The result should be an exact copy of the entries below, free of pictures.

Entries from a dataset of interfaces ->
━━━━━━━━━━━━━━━━
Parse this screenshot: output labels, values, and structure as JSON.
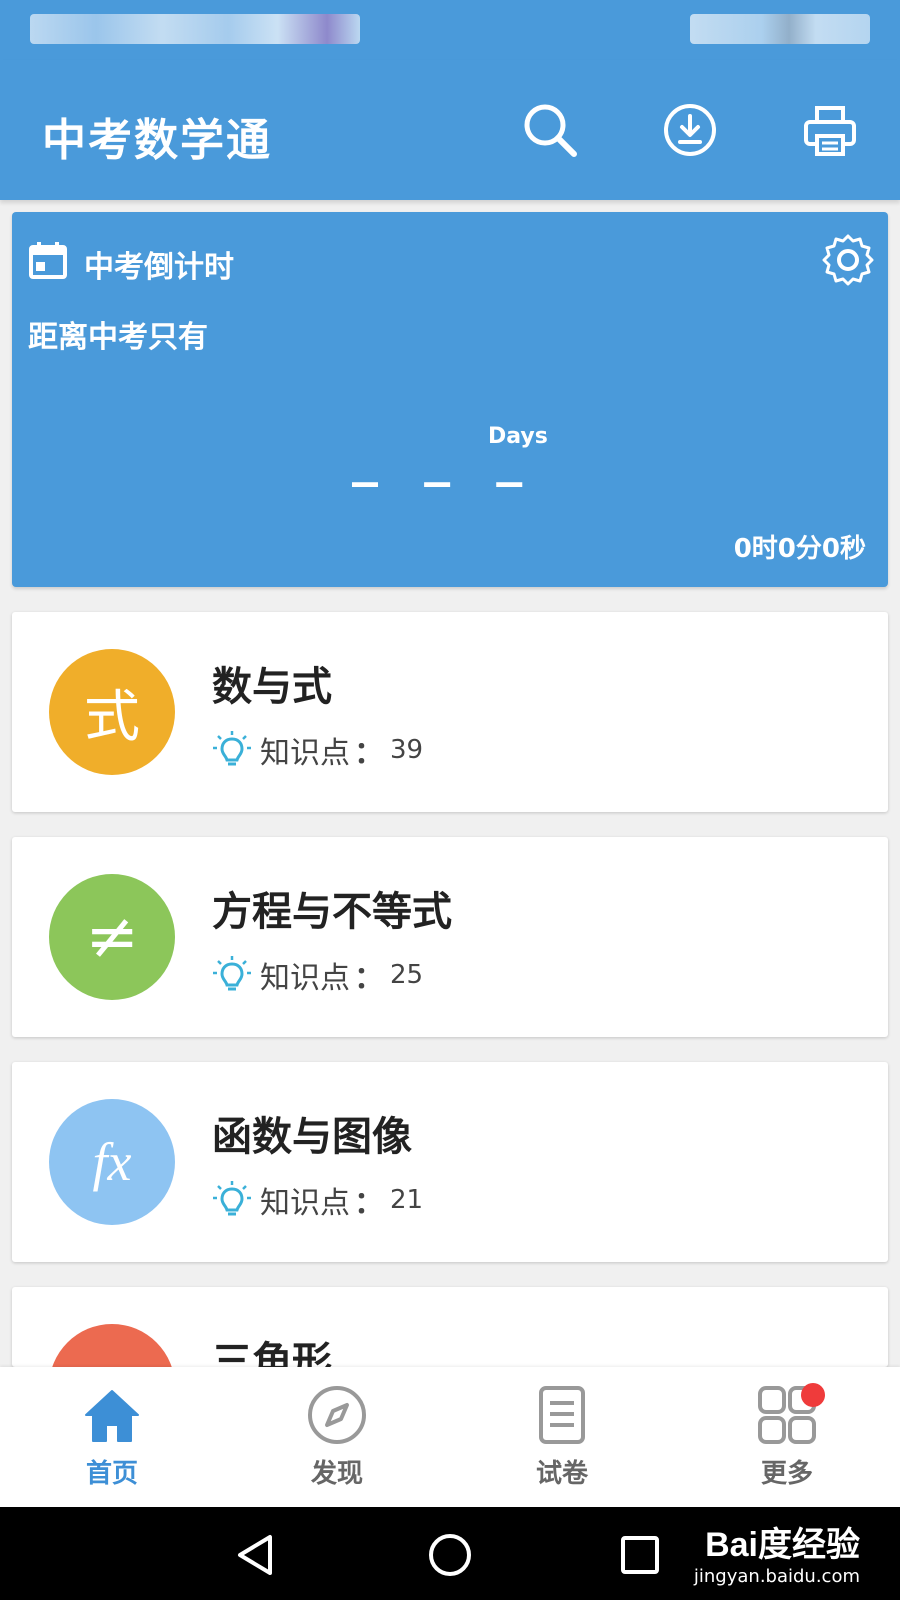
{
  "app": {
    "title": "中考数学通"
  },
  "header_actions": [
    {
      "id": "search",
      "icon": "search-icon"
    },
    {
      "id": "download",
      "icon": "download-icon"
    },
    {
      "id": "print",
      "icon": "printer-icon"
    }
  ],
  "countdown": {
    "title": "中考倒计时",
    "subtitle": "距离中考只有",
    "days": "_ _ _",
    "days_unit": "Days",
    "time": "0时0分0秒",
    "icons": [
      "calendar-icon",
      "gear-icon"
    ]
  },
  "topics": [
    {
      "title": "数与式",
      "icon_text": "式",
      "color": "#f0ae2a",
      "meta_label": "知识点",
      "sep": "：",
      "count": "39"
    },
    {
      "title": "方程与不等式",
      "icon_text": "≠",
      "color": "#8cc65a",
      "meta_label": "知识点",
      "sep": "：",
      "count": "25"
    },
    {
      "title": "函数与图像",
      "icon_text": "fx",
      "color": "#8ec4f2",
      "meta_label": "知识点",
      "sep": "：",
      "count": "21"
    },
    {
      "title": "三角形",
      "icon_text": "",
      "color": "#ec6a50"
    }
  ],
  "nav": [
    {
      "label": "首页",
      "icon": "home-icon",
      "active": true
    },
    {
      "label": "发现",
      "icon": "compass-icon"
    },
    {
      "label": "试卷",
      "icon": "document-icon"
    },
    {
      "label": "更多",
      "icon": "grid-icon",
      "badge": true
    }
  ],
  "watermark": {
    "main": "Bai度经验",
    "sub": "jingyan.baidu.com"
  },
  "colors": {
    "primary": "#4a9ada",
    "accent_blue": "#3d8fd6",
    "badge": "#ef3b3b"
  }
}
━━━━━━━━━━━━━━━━
RESPONSE TO THE EXERCISE ->
Parse this screenshot: output labels, values, and structure as JSON.
{
  "app": {
    "title": "中考数学通"
  },
  "header_actions": [
    {
      "id": "search",
      "icon": "search-icon"
    },
    {
      "id": "download",
      "icon": "download-icon"
    },
    {
      "id": "print",
      "icon": "printer-icon"
    }
  ],
  "countdown": {
    "title": "中考倒计时",
    "subtitle": "距离中考只有",
    "days": "_ _ _",
    "days_unit": "Days",
    "time": "0时0分0秒",
    "icons": [
      "calendar-icon",
      "gear-icon"
    ]
  },
  "topics": [
    {
      "title": "数与式",
      "icon_text": "式",
      "color": "#f0ae2a",
      "meta_label": "知识点",
      "sep": "：",
      "count": "39"
    },
    {
      "title": "方程与不等式",
      "icon_text": "≠",
      "color": "#8cc65a",
      "meta_label": "知识点",
      "sep": "：",
      "count": "25"
    },
    {
      "title": "函数与图像",
      "icon_text": "fx",
      "color": "#8ec4f2",
      "meta_label": "知识点",
      "sep": "：",
      "count": "21"
    },
    {
      "title": "三角形",
      "icon_text": "",
      "color": "#ec6a50"
    }
  ],
  "nav": [
    {
      "label": "首页",
      "icon": "home-icon",
      "active": true
    },
    {
      "label": "发现",
      "icon": "compass-icon"
    },
    {
      "label": "试卷",
      "icon": "document-icon"
    },
    {
      "label": "更多",
      "icon": "grid-icon",
      "badge": true
    }
  ],
  "watermark": {
    "main": "Bai度经验",
    "sub": "jingyan.baidu.com"
  },
  "colors": {
    "primary": "#4a9ada",
    "accent_blue": "#3d8fd6",
    "badge": "#ef3b3b"
  }
}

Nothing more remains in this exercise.